··· Data extracts ···
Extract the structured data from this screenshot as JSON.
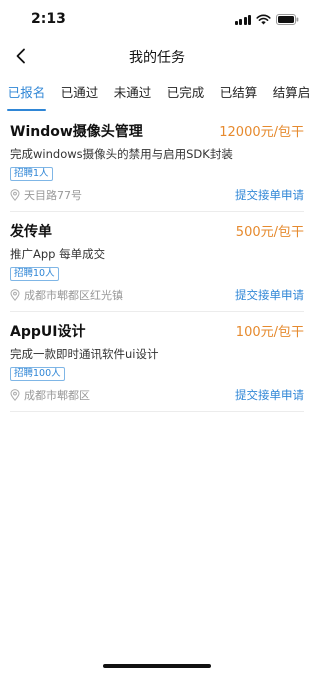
{
  "status_bar": {
    "time": "2:13"
  },
  "header": {
    "title": "我的任务",
    "back_icon": "chevron-left-icon"
  },
  "tabs": [
    {
      "label": "已报名",
      "active": true
    },
    {
      "label": "已通过",
      "active": false
    },
    {
      "label": "未通过",
      "active": false
    },
    {
      "label": "已完成",
      "active": false
    },
    {
      "label": "已结算",
      "active": false
    },
    {
      "label": "结算启",
      "active": false
    }
  ],
  "tasks": [
    {
      "title": "Window摄像头管理",
      "price": "12000元/包干",
      "description": "完成windows摄像头的禁用与启用SDK封装",
      "tag": "招聘1人",
      "location": "天目路77号",
      "action": "提交接单申请"
    },
    {
      "title": "发传单",
      "price": "500元/包干",
      "description": "推广App 每单成交",
      "tag": "招聘10人",
      "location": "成都市郫都区红光镇",
      "action": "提交接单申请"
    },
    {
      "title": "AppUI设计",
      "price": "100元/包干",
      "description": "完成一款即时通讯软件ui设计",
      "tag": "招聘100人",
      "location": "成都市郫都区",
      "action": "提交接单申请"
    }
  ],
  "colors": {
    "accent": "#2f86d6",
    "price": "#e68a2e",
    "muted": "#999999"
  }
}
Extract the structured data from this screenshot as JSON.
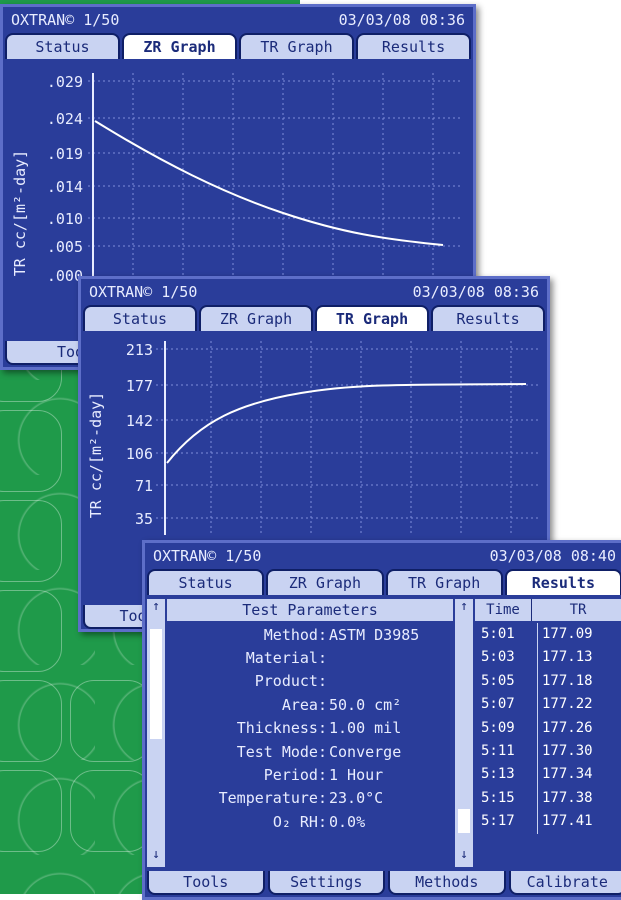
{
  "colors": {
    "screen_bg": "#2a3d9a",
    "tab_bg": "#c9d3f2",
    "tab_active": "#ffffff",
    "text": "#e8ecff",
    "green_bg": "#1f9a4a"
  },
  "screen_zr": {
    "header_left": "OXTRAN© 1/50",
    "header_right": "03/03/08 08:36",
    "tabs": [
      "Status",
      "ZR Graph",
      "TR Graph",
      "Results"
    ],
    "active_tab": "ZR Graph",
    "y_axis_label": "TR cc/[m²-day]",
    "y_ticks": [
      ".029",
      ".024",
      ".019",
      ".014",
      ".010",
      ".005",
      ".000"
    ],
    "bottom_button_partial": "Tool"
  },
  "screen_tr": {
    "header_left": "OXTRAN© 1/50",
    "header_right": "03/03/08 08:36",
    "tabs": [
      "Status",
      "ZR Graph",
      "TR Graph",
      "Results"
    ],
    "active_tab": "TR Graph",
    "y_axis_label": "TR cc/[m²-day]",
    "y_ticks": [
      "213",
      "177",
      "142",
      "106",
      "71",
      "35"
    ],
    "bottom_button_partial": "Too"
  },
  "screen_results": {
    "header_left": "OXTRAN© 1/50",
    "header_right": "03/03/08 08:40",
    "tabs": [
      "Status",
      "ZR Graph",
      "TR Graph",
      "Results"
    ],
    "active_tab": "Results",
    "panel_title": "Test Parameters",
    "params": [
      {
        "label": "Method:",
        "value": "ASTM D3985"
      },
      {
        "label": "Material:",
        "value": ""
      },
      {
        "label": "Product:",
        "value": ""
      },
      {
        "label": "Area:",
        "value": "50.0 cm²"
      },
      {
        "label": "Thickness:",
        "value": "1.00 mil"
      },
      {
        "label": "Test Mode:",
        "value": "Converge"
      },
      {
        "label": "Period:",
        "value": "1 Hour"
      },
      {
        "label": "Temperature:",
        "value": "23.0°C"
      },
      {
        "label": "O₂ RH:",
        "value": "0.0%"
      }
    ],
    "table_headers": [
      "Time",
      "TR"
    ],
    "table_rows": [
      [
        "5:01",
        "177.09"
      ],
      [
        "5:03",
        "177.13"
      ],
      [
        "5:05",
        "177.18"
      ],
      [
        "5:07",
        "177.22"
      ],
      [
        "5:09",
        "177.26"
      ],
      [
        "5:11",
        "177.30"
      ],
      [
        "5:13",
        "177.34"
      ],
      [
        "5:15",
        "177.38"
      ],
      [
        "5:17",
        "177.41"
      ]
    ],
    "bottom_buttons": [
      "Tools",
      "Settings",
      "Methods",
      "Calibrate"
    ]
  }
}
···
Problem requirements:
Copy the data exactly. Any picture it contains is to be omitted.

Answer below:
Extract the structured data from this screenshot as JSON.
{
  "status_bar": {
    "time": "2:13"
  },
  "header": {
    "title": "我的任务",
    "back_icon": "chevron-left-icon"
  },
  "tabs": [
    {
      "label": "已报名",
      "active": true
    },
    {
      "label": "已通过",
      "active": false
    },
    {
      "label": "未通过",
      "active": false
    },
    {
      "label": "已完成",
      "active": false
    },
    {
      "label": "已结算",
      "active": false
    },
    {
      "label": "结算启",
      "active": false
    }
  ],
  "tasks": [
    {
      "title": "Window摄像头管理",
      "price": "12000元/包干",
      "description": "完成windows摄像头的禁用与启用SDK封装",
      "tag": "招聘1人",
      "location": "天目路77号",
      "action": "提交接单申请"
    },
    {
      "title": "发传单",
      "price": "500元/包干",
      "description": "推广App 每单成交",
      "tag": "招聘10人",
      "location": "成都市郫都区红光镇",
      "action": "提交接单申请"
    },
    {
      "title": "AppUI设计",
      "price": "100元/包干",
      "description": "完成一款即时通讯软件ui设计",
      "tag": "招聘100人",
      "location": "成都市郫都区",
      "action": "提交接单申请"
    }
  ],
  "colors": {
    "accent": "#2f86d6",
    "price": "#e68a2e",
    "muted": "#999999"
  }
}
Extract the structured data from this screenshot as JSON.
{
  "colors": {
    "screen_bg": "#2a3d9a",
    "tab_bg": "#c9d3f2",
    "tab_active": "#ffffff",
    "text": "#e8ecff",
    "green_bg": "#1f9a4a"
  },
  "screen_zr": {
    "header_left": "OXTRAN© 1/50",
    "header_right": "03/03/08 08:36",
    "tabs": [
      "Status",
      "ZR Graph",
      "TR Graph",
      "Results"
    ],
    "active_tab": "ZR Graph",
    "y_axis_label": "TR cc/[m²-day]",
    "y_ticks": [
      ".029",
      ".024",
      ".019",
      ".014",
      ".010",
      ".005",
      ".000"
    ],
    "bottom_button_partial": "Tool"
  },
  "screen_tr": {
    "header_left": "OXTRAN© 1/50",
    "header_right": "03/03/08 08:36",
    "tabs": [
      "Status",
      "ZR Graph",
      "TR Graph",
      "Results"
    ],
    "active_tab": "TR Graph",
    "y_axis_label": "TR cc/[m²-day]",
    "y_ticks": [
      "213",
      "177",
      "142",
      "106",
      "71",
      "35"
    ],
    "bottom_button_partial": "Too"
  },
  "screen_results": {
    "header_left": "OXTRAN© 1/50",
    "header_right": "03/03/08 08:40",
    "tabs": [
      "Status",
      "ZR Graph",
      "TR Graph",
      "Results"
    ],
    "active_tab": "Results",
    "panel_title": "Test Parameters",
    "params": [
      {
        "label": "Method:",
        "value": "ASTM D3985"
      },
      {
        "label": "Material:",
        "value": ""
      },
      {
        "label": "Product:",
        "value": ""
      },
      {
        "label": "Area:",
        "value": "50.0 cm²"
      },
      {
        "label": "Thickness:",
        "value": "1.00 mil"
      },
      {
        "label": "Test Mode:",
        "value": "Converge"
      },
      {
        "label": "Period:",
        "value": "1 Hour"
      },
      {
        "label": "Temperature:",
        "value": "23.0°C"
      },
      {
        "label": "O₂ RH:",
        "value": "0.0%"
      }
    ],
    "table_headers": [
      "Time",
      "TR"
    ],
    "table_rows": [
      [
        "5:01",
        "177.09"
      ],
      [
        "5:03",
        "177.13"
      ],
      [
        "5:05",
        "177.18"
      ],
      [
        "5:07",
        "177.22"
      ],
      [
        "5:09",
        "177.26"
      ],
      [
        "5:11",
        "177.30"
      ],
      [
        "5:13",
        "177.34"
      ],
      [
        "5:15",
        "177.38"
      ],
      [
        "5:17",
        "177.41"
      ]
    ],
    "bottom_buttons": [
      "Tools",
      "Settings",
      "Methods",
      "Calibrate"
    ]
  }
}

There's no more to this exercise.